#### EXERCISE AIM:
All of the records that follow need to be copied word for word, without the pictures.

#### DATA LISTING:
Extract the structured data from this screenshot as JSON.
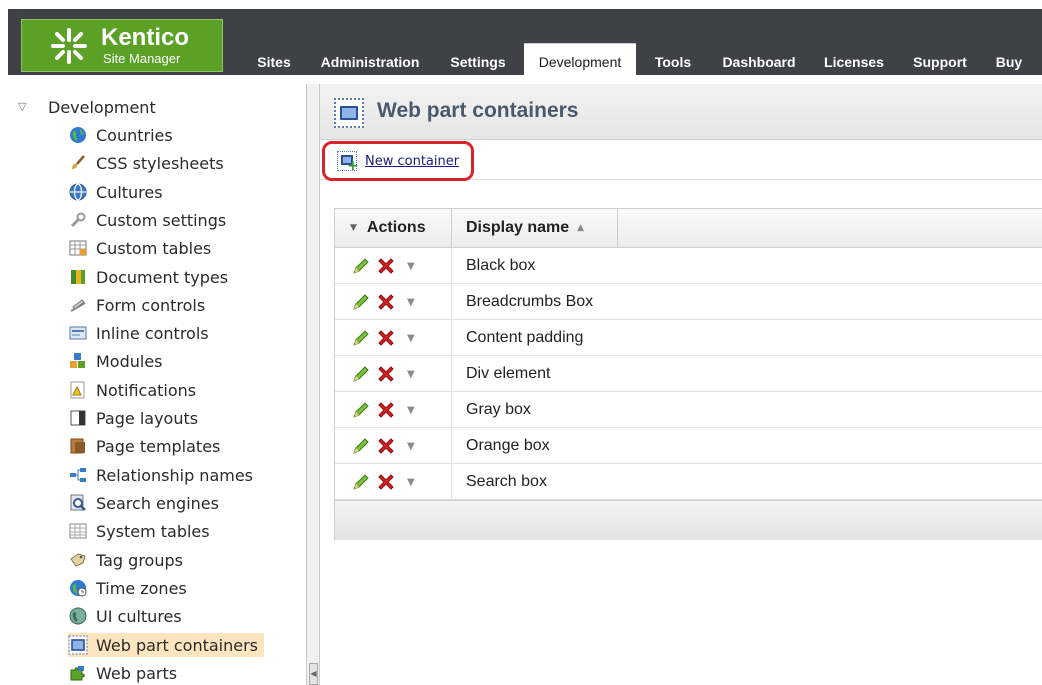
{
  "app": {
    "logo_name": "Kentico",
    "logo_subtitle": "Site Manager"
  },
  "tabs": [
    {
      "label": "Sites",
      "active": false
    },
    {
      "label": "Administration",
      "active": false
    },
    {
      "label": "Settings",
      "active": false
    },
    {
      "label": "Development",
      "active": true
    },
    {
      "label": "Tools",
      "active": false
    },
    {
      "label": "Dashboard",
      "active": false
    },
    {
      "label": "Licenses",
      "active": false
    },
    {
      "label": "Support",
      "active": false
    },
    {
      "label": "Buy",
      "active": false
    }
  ],
  "tree": {
    "root_label": "Development",
    "items": [
      {
        "label": "Countries",
        "icon": "globe-icon"
      },
      {
        "label": "CSS stylesheets",
        "icon": "brush-icon"
      },
      {
        "label": "Cultures",
        "icon": "globe-grid-icon"
      },
      {
        "label": "Custom settings",
        "icon": "wrench-icon"
      },
      {
        "label": "Custom tables",
        "icon": "table-icon"
      },
      {
        "label": "Document types",
        "icon": "book-icon"
      },
      {
        "label": "Form controls",
        "icon": "form-control-icon"
      },
      {
        "label": "Inline controls",
        "icon": "inline-control-icon"
      },
      {
        "label": "Modules",
        "icon": "modules-icon"
      },
      {
        "label": "Notifications",
        "icon": "notification-icon"
      },
      {
        "label": "Page layouts",
        "icon": "layout-icon"
      },
      {
        "label": "Page templates",
        "icon": "template-icon"
      },
      {
        "label": "Relationship names",
        "icon": "relationship-icon"
      },
      {
        "label": "Search engines",
        "icon": "search-icon"
      },
      {
        "label": "System tables",
        "icon": "system-table-icon"
      },
      {
        "label": "Tag groups",
        "icon": "tag-icon"
      },
      {
        "label": "Time zones",
        "icon": "clock-globe-icon"
      },
      {
        "label": "UI cultures",
        "icon": "ui-culture-icon"
      },
      {
        "label": "Web part containers",
        "icon": "container-icon",
        "selected": true
      },
      {
        "label": "Web parts",
        "icon": "puzzle-icon"
      }
    ]
  },
  "page": {
    "title": "Web part containers",
    "new_link": "New container"
  },
  "grid": {
    "col_actions": "Actions",
    "col_name": "Display name",
    "rows": [
      "Black box",
      "Breadcrumbs Box",
      "Content padding",
      "Div element",
      "Gray box",
      "Orange box",
      "Search box"
    ]
  },
  "colors": {
    "brand_green": "#5aa126",
    "topbar": "#3f4146",
    "selected_bg": "#fde5bf",
    "highlight_red": "#d9232b"
  }
}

#### WRITTEN SOLUTION:
Extract the structured data from this screenshot as JSON.
{
  "app": {
    "logo_name": "Kentico",
    "logo_subtitle": "Site Manager"
  },
  "tabs": [
    {
      "label": "Sites",
      "active": false
    },
    {
      "label": "Administration",
      "active": false
    },
    {
      "label": "Settings",
      "active": false
    },
    {
      "label": "Development",
      "active": true
    },
    {
      "label": "Tools",
      "active": false
    },
    {
      "label": "Dashboard",
      "active": false
    },
    {
      "label": "Licenses",
      "active": false
    },
    {
      "label": "Support",
      "active": false
    },
    {
      "label": "Buy",
      "active": false
    }
  ],
  "tree": {
    "root_label": "Development",
    "items": [
      {
        "label": "Countries",
        "icon": "globe-icon"
      },
      {
        "label": "CSS stylesheets",
        "icon": "brush-icon"
      },
      {
        "label": "Cultures",
        "icon": "globe-grid-icon"
      },
      {
        "label": "Custom settings",
        "icon": "wrench-icon"
      },
      {
        "label": "Custom tables",
        "icon": "table-icon"
      },
      {
        "label": "Document types",
        "icon": "book-icon"
      },
      {
        "label": "Form controls",
        "icon": "form-control-icon"
      },
      {
        "label": "Inline controls",
        "icon": "inline-control-icon"
      },
      {
        "label": "Modules",
        "icon": "modules-icon"
      },
      {
        "label": "Notifications",
        "icon": "notification-icon"
      },
      {
        "label": "Page layouts",
        "icon": "layout-icon"
      },
      {
        "label": "Page templates",
        "icon": "template-icon"
      },
      {
        "label": "Relationship names",
        "icon": "relationship-icon"
      },
      {
        "label": "Search engines",
        "icon": "search-icon"
      },
      {
        "label": "System tables",
        "icon": "system-table-icon"
      },
      {
        "label": "Tag groups",
        "icon": "tag-icon"
      },
      {
        "label": "Time zones",
        "icon": "clock-globe-icon"
      },
      {
        "label": "UI cultures",
        "icon": "ui-culture-icon"
      },
      {
        "label": "Web part containers",
        "icon": "container-icon",
        "selected": true
      },
      {
        "label": "Web parts",
        "icon": "puzzle-icon"
      }
    ]
  },
  "page": {
    "title": "Web part containers",
    "new_link": "New container"
  },
  "grid": {
    "col_actions": "Actions",
    "col_name": "Display name",
    "rows": [
      "Black box",
      "Breadcrumbs Box",
      "Content padding",
      "Div element",
      "Gray box",
      "Orange box",
      "Search box"
    ]
  },
  "colors": {
    "brand_green": "#5aa126",
    "topbar": "#3f4146",
    "selected_bg": "#fde5bf",
    "highlight_red": "#d9232b"
  }
}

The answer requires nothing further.